Step back and reflect! This article reviews techniques such as substitution and change of coordinates which enable us to exploit underlying structures to crack problems.

A random ramble for teachers through some resources that might add a little life to a statistics class.

Problem solving is at the heart of the NRICH site. All the problems give learners opportunities to learn, develop or use mathematical concepts and skills. Read here for more information.

A small circle in a square in a big circle in a trapezium. Using the measurements and clue given, find the area of the trapezium.

Like all sports rankings, the cricket ratings involve some maths. In this case, they use a mathematical technique known as exponential weighting. For those who want to know more, read on.

All the words in the Snowman language consist of exactly seven letters formed from the letters {s, no, wm, an). How many words are there in the Snowman language?

Four small numbers give the clue to the contents of the four surrounding cells.

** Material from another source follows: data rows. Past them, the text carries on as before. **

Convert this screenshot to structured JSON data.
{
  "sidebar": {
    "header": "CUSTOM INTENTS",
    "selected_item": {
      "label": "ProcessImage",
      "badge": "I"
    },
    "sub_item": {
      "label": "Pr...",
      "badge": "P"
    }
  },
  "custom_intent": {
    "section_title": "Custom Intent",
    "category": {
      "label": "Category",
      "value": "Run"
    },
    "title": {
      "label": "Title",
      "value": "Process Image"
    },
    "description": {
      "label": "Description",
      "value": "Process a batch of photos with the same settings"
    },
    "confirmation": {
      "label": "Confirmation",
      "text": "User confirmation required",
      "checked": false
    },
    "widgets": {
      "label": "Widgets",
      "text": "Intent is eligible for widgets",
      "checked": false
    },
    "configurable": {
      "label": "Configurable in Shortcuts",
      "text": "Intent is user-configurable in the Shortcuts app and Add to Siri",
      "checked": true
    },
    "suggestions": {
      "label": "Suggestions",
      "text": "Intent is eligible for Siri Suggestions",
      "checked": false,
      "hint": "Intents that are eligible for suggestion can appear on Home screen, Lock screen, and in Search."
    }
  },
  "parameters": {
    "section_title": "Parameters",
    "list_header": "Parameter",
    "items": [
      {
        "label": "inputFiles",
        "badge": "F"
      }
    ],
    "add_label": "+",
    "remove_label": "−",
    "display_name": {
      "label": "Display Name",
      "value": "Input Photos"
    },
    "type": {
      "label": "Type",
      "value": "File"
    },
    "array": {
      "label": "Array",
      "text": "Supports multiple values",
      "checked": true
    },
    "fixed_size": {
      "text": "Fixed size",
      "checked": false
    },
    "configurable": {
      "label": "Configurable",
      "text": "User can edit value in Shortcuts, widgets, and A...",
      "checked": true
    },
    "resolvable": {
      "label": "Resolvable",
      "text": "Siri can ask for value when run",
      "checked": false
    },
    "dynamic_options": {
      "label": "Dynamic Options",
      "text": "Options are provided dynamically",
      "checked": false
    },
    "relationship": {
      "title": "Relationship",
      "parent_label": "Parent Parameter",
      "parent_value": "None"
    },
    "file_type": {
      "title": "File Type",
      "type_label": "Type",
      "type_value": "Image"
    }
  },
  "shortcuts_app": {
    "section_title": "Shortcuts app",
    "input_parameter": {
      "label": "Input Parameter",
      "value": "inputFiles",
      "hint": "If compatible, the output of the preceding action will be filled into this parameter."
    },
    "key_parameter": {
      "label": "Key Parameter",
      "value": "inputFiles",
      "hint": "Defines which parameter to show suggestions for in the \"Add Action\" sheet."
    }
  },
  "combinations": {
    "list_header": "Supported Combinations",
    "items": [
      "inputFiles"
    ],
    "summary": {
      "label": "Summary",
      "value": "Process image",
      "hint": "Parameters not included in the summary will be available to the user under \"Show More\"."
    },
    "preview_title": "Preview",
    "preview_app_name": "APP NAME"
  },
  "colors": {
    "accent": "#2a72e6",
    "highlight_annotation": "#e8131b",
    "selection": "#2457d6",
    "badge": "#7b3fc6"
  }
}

This Sudoku, based on differences. Using the one clue number can you find the solution?

How many generations would link an evolutionist to a very distant ancestor?

Use the differences to find the solution to this Sudoku.

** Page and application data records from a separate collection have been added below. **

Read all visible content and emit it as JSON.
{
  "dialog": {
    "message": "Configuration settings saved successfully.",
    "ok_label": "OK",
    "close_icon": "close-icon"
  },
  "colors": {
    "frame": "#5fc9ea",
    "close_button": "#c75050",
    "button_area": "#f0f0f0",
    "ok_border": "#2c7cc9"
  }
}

A pair of Sudoku puzzles that together lead to a complete solution.

This Sudoku problem consists of a pair of linked standard Suduko puzzles each with some starting digits

From the atomic masses recorded in a mass spectrometry analysis can you deduce the possible form of these compounds?

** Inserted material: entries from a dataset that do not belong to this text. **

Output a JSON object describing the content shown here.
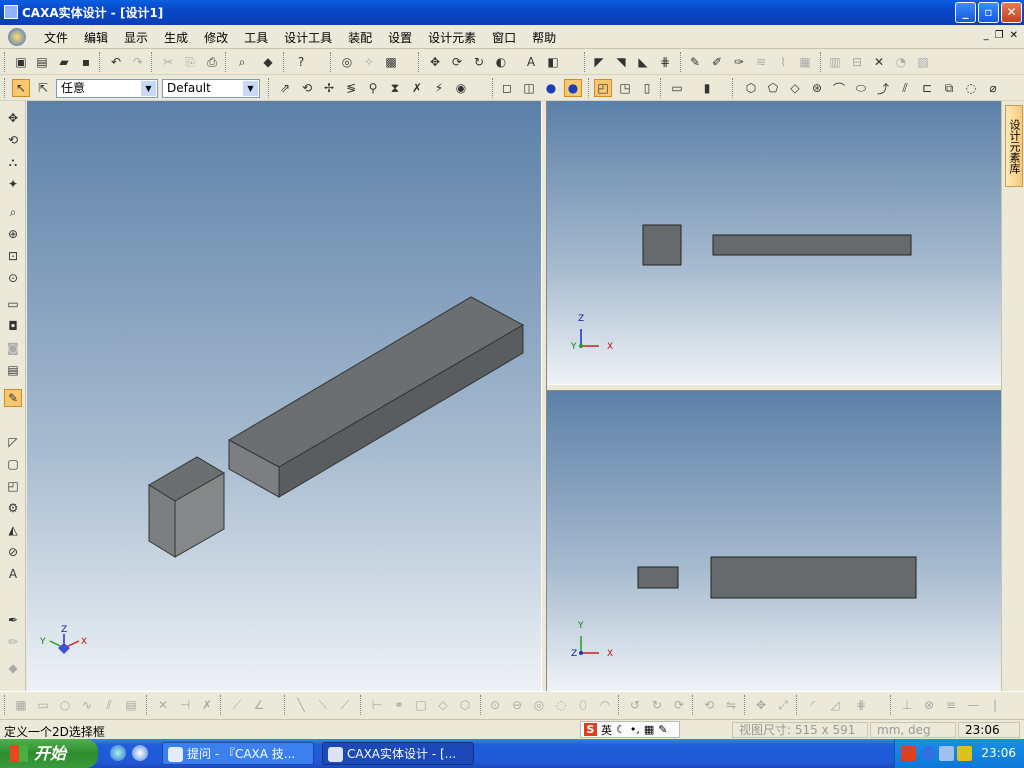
{
  "window": {
    "title": "CAXA实体设计 - [设计1]",
    "btn_min": "_",
    "btn_max": "▫",
    "btn_close": "✕"
  },
  "menubar": {
    "items": [
      "文件",
      "编辑",
      "显示",
      "生成",
      "修改",
      "工具",
      "设计工具",
      "装配",
      "设置",
      "设计元素",
      "窗口",
      "帮助"
    ],
    "mdi_min": "_",
    "mdi_restore": "❐",
    "mdi_close": "✕"
  },
  "toolbar2": {
    "filter_select": "任意",
    "style_select": "Default"
  },
  "viewports": {
    "main": {
      "axis_z": "Z",
      "axis_y": "Y",
      "axis_x": "X"
    },
    "top": {
      "axis_z": "Z",
      "axis_y": "Y",
      "axis_x": "X"
    },
    "front": {
      "axis_y": "Y",
      "axis_z": "Z",
      "axis_x": "X"
    }
  },
  "side_panel": {
    "tab_label": "设计元素库"
  },
  "statusbar": {
    "message": "定义一个2D选择框",
    "ime_label": "英",
    "view_size": "视图尺寸: 515 x 591",
    "units": "mm, deg",
    "time": "23:06"
  },
  "taskbar": {
    "start_label": "开始",
    "tasks": [
      {
        "label": "提问 - 『CAXA 技..."
      },
      {
        "label": "CAXA实体设计 - [..."
      }
    ],
    "clock": "23:06"
  },
  "colors": {
    "titlebar": "#0a48c8",
    "viewport_top": "#5c80a8",
    "viewport_bottom": "#eef2f6",
    "solid_face": "#6b6e70",
    "taskbar": "#2258d8"
  }
}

Can you use your powers of logic and deduction to work out the missing information in these sporty situations?

A particular technique for solving Sudoku puzzles, known as "naked pair", is explained in this easy-to-read article.

By inscribing a circle in a square and then a square in a circle find an approximation to pi. By using a hexagon, can you improve on the approximation?

Using the 8 dominoes make a square where each of the columns and rows adds up to 8

In how many different ways can I colour the five edges of a pentagon red, blue and green so that no two adjacent edges are the same colour?